The maps themselves are hex-based, with lots of different types of terrain that will put your units at an advantage or disadvantage. Certain parts of the terrain must be opened up by moving particular units through them first, and there are plenty of interesting choke points and places to ambush or be ambushed. The game includes bonuses for flanking, as well as the ability to knock units back with a powerful strike, stunning them for the next turn. I find the game does a nice job riding the line of accessibility and strategic depth, though its chips clearly fall on the side of the former. I’ve probably mentioned before that although I enjoy this genre quite a bit, my skill leaves a bit to be desired, but even with all of my usual mistakes and blunders, I was still able to punch my way through normal difficulty without too many headaches.
Frontline has an interesting look to it, with the units going for more of a board game look than reality.
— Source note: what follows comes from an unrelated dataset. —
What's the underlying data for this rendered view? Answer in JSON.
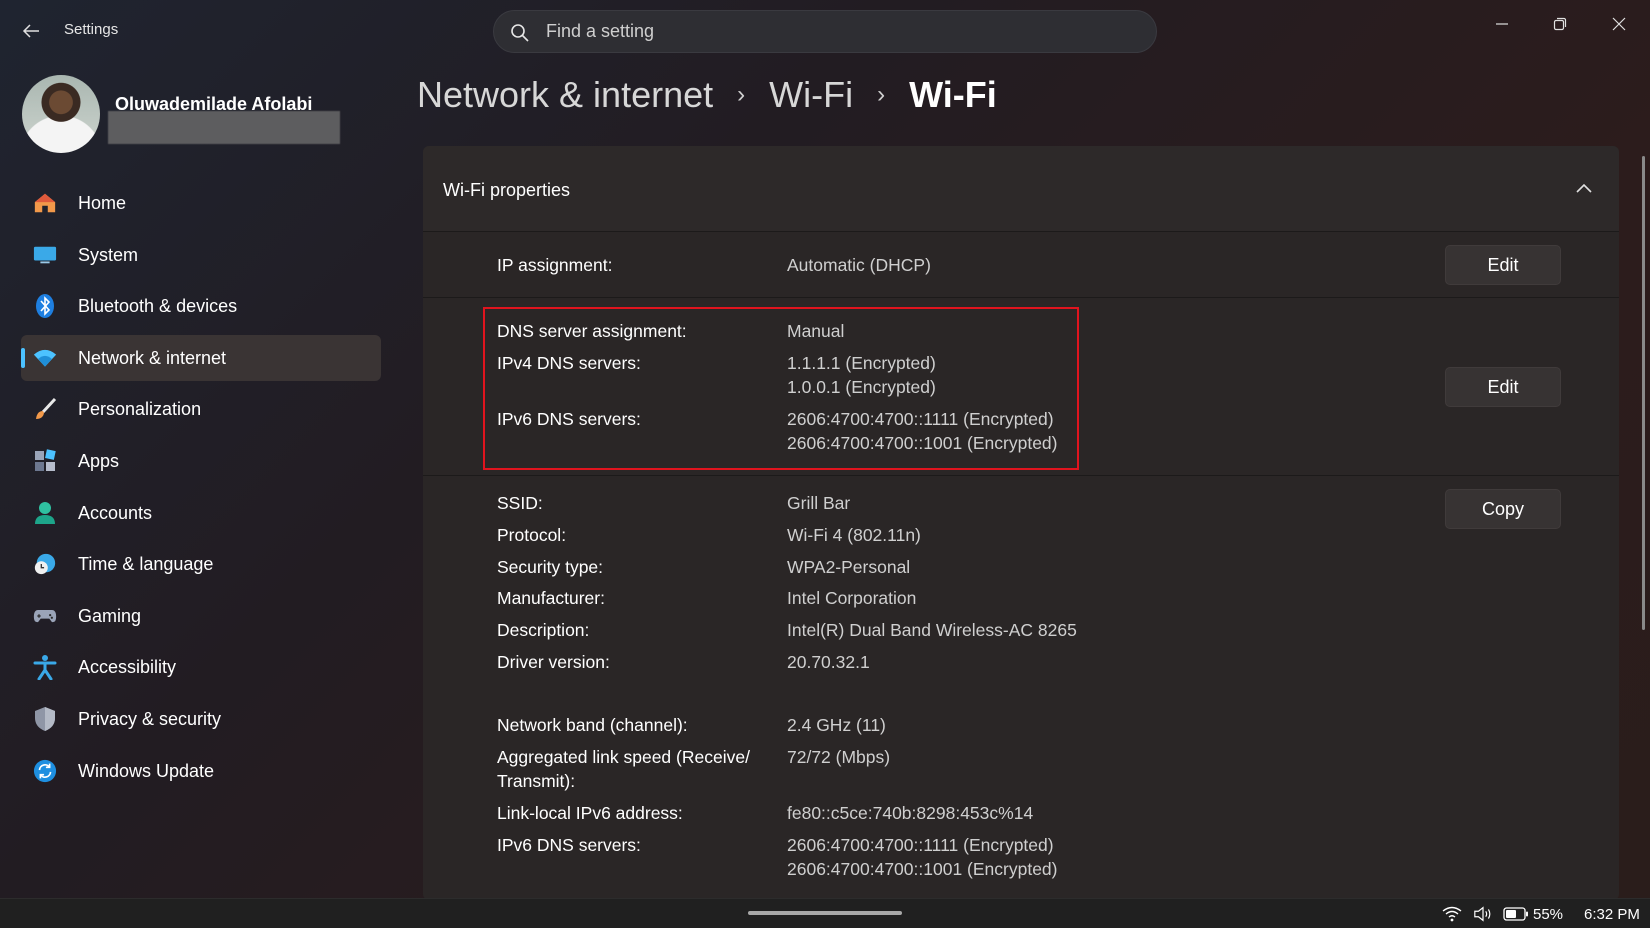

The level of detail is exceptional, so even though the animations aren’t terribly exciting, the game still has really appealing visuals. I especially enjoyed the maps with snow. The UI is really good, but it was a bit hard to read some things due to the small size of the text on an iPhone screen. I also had some trouble at times getting the game to recognize the space I was tapping, since the hexes in this game are a bit smaller than average. That one might be down to my sausage fingers, though. I do wish the game would allow you to undo movement, or perhaps confirm it, since a mistouch can send a unit to a place you really didn’t want it to go to.
I ended up enjoying Frontline: Road To Moscow a little bit more than Tank Battle: East Front simply because there’s a bit more variety to the game. Frontline, like Tank Battle, is a very straightforward strategy game that may not satisfy strategy veterans, but I think it has something to offer gamers looking for a less-intensive simulation than we sometimes see in this genre. This is all provided you haven’t gotten your fill of the Eastern Front of World War 2 yet. There’s a strong sense of deja vu here if you’ve been playing along with the recent Tank Battle releases, but while Frontline covers a lot of similar ground, it still manages to offer some cool elements of its own.